#### Problem requirements:
The result should be every line in the data below that carries the string "favicon".

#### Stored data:
--- START ---

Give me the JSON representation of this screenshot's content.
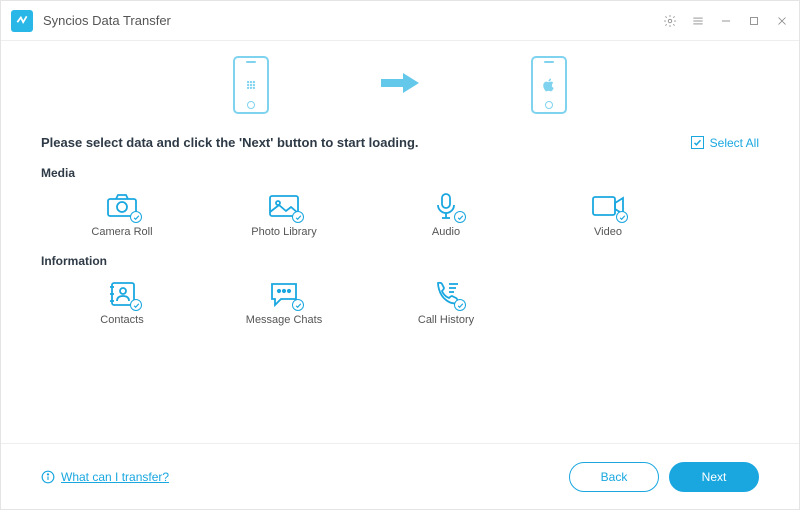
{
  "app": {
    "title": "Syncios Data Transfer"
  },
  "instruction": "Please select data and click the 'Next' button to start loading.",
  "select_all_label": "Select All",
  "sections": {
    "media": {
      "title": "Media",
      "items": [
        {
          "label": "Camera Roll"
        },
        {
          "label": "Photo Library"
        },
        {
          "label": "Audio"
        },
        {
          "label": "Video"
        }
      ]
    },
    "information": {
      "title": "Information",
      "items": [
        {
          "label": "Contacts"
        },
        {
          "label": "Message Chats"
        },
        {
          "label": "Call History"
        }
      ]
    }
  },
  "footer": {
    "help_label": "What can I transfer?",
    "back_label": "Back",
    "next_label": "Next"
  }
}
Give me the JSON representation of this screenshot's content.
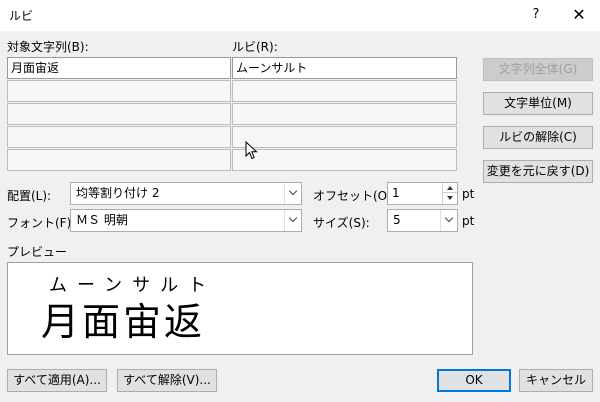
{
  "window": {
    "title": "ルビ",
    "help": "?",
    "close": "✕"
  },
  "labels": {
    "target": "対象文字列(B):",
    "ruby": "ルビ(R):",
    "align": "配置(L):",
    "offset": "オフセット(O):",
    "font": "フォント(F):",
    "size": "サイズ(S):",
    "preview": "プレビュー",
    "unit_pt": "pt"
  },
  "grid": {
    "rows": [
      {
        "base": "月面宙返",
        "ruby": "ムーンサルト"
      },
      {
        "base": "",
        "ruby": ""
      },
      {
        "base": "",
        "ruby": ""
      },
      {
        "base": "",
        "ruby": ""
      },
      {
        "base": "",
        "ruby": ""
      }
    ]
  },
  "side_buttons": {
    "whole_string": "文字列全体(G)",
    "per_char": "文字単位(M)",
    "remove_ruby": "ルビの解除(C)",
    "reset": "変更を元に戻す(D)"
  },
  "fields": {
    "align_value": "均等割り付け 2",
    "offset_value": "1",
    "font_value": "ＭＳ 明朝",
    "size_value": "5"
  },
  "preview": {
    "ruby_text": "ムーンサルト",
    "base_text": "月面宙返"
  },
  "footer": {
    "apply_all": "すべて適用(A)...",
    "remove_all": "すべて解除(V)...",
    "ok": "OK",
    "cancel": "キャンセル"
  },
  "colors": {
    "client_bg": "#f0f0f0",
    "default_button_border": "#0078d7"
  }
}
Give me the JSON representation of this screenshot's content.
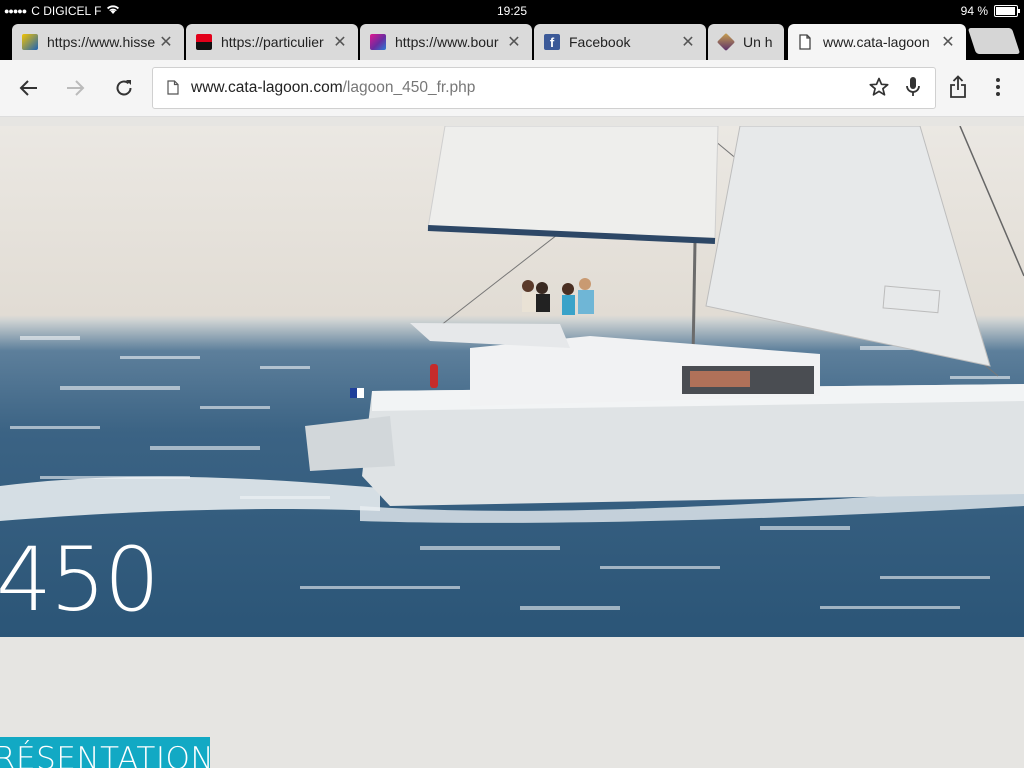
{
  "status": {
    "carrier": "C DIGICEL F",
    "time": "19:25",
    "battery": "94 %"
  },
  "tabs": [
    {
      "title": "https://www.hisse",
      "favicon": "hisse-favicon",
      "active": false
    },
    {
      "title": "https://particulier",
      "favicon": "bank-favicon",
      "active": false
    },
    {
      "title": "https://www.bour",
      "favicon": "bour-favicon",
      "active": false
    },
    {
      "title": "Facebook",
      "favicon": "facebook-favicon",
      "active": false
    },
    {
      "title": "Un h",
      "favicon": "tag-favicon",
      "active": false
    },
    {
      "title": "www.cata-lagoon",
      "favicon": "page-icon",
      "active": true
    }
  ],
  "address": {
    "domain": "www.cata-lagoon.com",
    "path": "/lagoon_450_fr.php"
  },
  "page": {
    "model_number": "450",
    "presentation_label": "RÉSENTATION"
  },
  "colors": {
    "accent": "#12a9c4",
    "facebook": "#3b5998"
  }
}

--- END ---

#### Result for this exercise:
      "favicon": "hisse-favicon",
      "favicon": "bank-favicon",
      "favicon": "bour-favicon",
      "favicon": "facebook-favicon",
      "favicon": "tag-favicon",
      "favicon": "page-icon",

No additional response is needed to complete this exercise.